* [i]mposed by someone else, such as when an advisor
requires the incorporation of a theory into the dissertation the student
does not find directly relevant to the dissertation topic. (65–66)
Badenhorst (2010) also notes that even academic writers who normally do not procrastinate may find themselves doing just that during the dissertation stage due to (1) the enormity of the project and the corresponding lack of “appropriate guidelines, feedback mechanisms or support,” and/or (2) the high-stakes nature of the dissertation and the possibility that the writers might “be found unworthy. ” (71, 72)
In addition to the heavy cost to the students’ time to degree completion, procrastination has been shown to lead to an increase in health problems and sleep disorders, a rise in stress and guilt, and a decrease in subjective well-being among college students (Krause and Freund 2016; Marais et al. 2018). Thus, writers who procrastinate often find this practice can have wide-reaching negative effects on many aspects of their lives.
Badenhorst, Cecile. 2010. Productive Writing:Becoming a Prolific Academic Writer. Pretoria: Van Schaik.
Casanave, Christine Pearson. 2019. “Performing Expertise in Doctoral Dissertations: Thoughts on a Fundamental Dilemma Facing Doctoral Students and Their Supervisors.” Journal of Second Language Writing 43: 57–62.
Dinkins, Christine Sorrell, and Jeanne Merkle Sorrell. 2016. Our Dissertations, Ourselves: Shared Stories of Women’s Dissertation Journeys. New York: Palgrave Macmillan. Graduate Assembly. 2014. Graduate Student Happiness and Well-Being Report. http://ga .berkeley.edu/wp-content/uploads/2015/04/wellbeingreport_2014.pdf .
Hinsdale, Mary Jo. 2015. Mutuality, Mystery, and Mentorship in Higher Education. Rotterdam: Sense.
Hwang, Bong, Robert Bennett, and James Beauchemin. 2014. “International Students’ Utilization of Counseling Services.” College Student Journal 48 (3): 347–354.
Inman, Arpana G., and Michael E. Silverstein. 2003. “Dissertation Support Group: To Dissertate or Not Is the Question.” Journal of College Student Psychotherapy 17 (3): 59–69.
Jalongo, Mary Renck, and Olivia N. Saracho. 2016. Writing for Publication: Transitions and Tools That Support Scholars’ Success. New York: Springer.
Kelley, Martha J. M., and Jill D. Salisbury-Glennon.
2016. “The Role of Self-regulation in Doctoral
Students’ Status of All but Dissertation (ABD).”
Innovative Higher Education 41 (1): 87–100.
Krause, Kathrin, and Alexandra M. Freund. 2016. “It’s
in the Means: Process Focus Helps against

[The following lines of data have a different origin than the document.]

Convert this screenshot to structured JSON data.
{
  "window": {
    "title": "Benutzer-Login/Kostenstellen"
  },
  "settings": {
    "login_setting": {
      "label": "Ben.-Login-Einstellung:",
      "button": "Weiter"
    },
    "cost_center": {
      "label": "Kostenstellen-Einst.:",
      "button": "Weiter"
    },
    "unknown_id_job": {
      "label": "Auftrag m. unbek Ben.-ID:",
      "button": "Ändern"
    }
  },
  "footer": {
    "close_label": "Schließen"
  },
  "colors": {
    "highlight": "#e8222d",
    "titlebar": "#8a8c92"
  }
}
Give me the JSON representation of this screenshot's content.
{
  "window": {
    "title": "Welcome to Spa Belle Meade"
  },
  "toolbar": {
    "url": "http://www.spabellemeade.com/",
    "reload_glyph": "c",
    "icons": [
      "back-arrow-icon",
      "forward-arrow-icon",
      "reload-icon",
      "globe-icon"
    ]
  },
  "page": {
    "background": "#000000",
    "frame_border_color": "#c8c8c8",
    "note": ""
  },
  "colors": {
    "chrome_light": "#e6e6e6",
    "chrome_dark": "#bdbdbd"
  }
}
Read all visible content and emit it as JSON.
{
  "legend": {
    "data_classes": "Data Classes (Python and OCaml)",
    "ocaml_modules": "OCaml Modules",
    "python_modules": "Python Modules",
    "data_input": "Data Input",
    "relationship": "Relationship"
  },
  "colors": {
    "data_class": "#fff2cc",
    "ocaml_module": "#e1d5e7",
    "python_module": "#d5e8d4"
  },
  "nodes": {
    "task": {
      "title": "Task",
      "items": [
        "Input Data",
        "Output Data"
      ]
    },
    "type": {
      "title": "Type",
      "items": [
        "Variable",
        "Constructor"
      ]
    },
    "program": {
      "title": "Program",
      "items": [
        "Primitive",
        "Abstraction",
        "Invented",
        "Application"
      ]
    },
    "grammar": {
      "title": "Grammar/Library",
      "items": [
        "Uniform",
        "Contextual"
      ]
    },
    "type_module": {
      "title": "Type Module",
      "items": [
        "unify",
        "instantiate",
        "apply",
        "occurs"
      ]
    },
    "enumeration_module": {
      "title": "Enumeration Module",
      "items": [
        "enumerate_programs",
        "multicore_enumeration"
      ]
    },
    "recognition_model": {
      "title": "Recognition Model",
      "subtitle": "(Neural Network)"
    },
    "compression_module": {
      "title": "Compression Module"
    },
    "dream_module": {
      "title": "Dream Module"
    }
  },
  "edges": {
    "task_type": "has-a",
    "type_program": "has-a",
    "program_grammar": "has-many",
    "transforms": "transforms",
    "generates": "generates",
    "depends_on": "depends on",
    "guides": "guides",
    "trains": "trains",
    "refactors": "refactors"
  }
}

Procrastination in the Academic Context.” Motivation
and Emotion 40 (3): 422–437.
Marais, Gabriel A. B., Rebecca Shankland, Pascale
Haag, Robin Fiault, and Bridget Juniper. 2018. “A Survey and a Positive Psychology Intervention on[EH11]
French PhD Student Well-being.” International
Journal of Doctoral Studies 3: 109–138.
Paltridge, Brian, and Linda Woodrow. 2012. “Thesis
and Dissertation Writing: Moving Beyond the Text.”
In Academic Writing in a Second or Foreign
Language: Issues and Challenges Facing ESL/EFL
Academic Writers in Higher Education Contexts, edited
by Ramona Tang, 88–104. London: Continuum Books.
Pauley, David. 2004. “Group Therapy for Dissertation-Writers: The Right Modality for a Struggling Population.” Journal of College Student Psychotherapy 18 (4): 25–43.
Straforini, Carol Morrison. 2015. “Dissertation as Life Chapter: Managing Emotions, Relationships, and Time.” Journal of College Student Psychotherapy 29 (4): 296–313.
Wolters, Christopher A., Sungjun Won, and Maryam
Hussain. 2017. “Examining the Relations of Time
Management and Procrastination within a Model of
Self-Regulated Learning.” Metacognition and
Learning 12 (3): 381–399.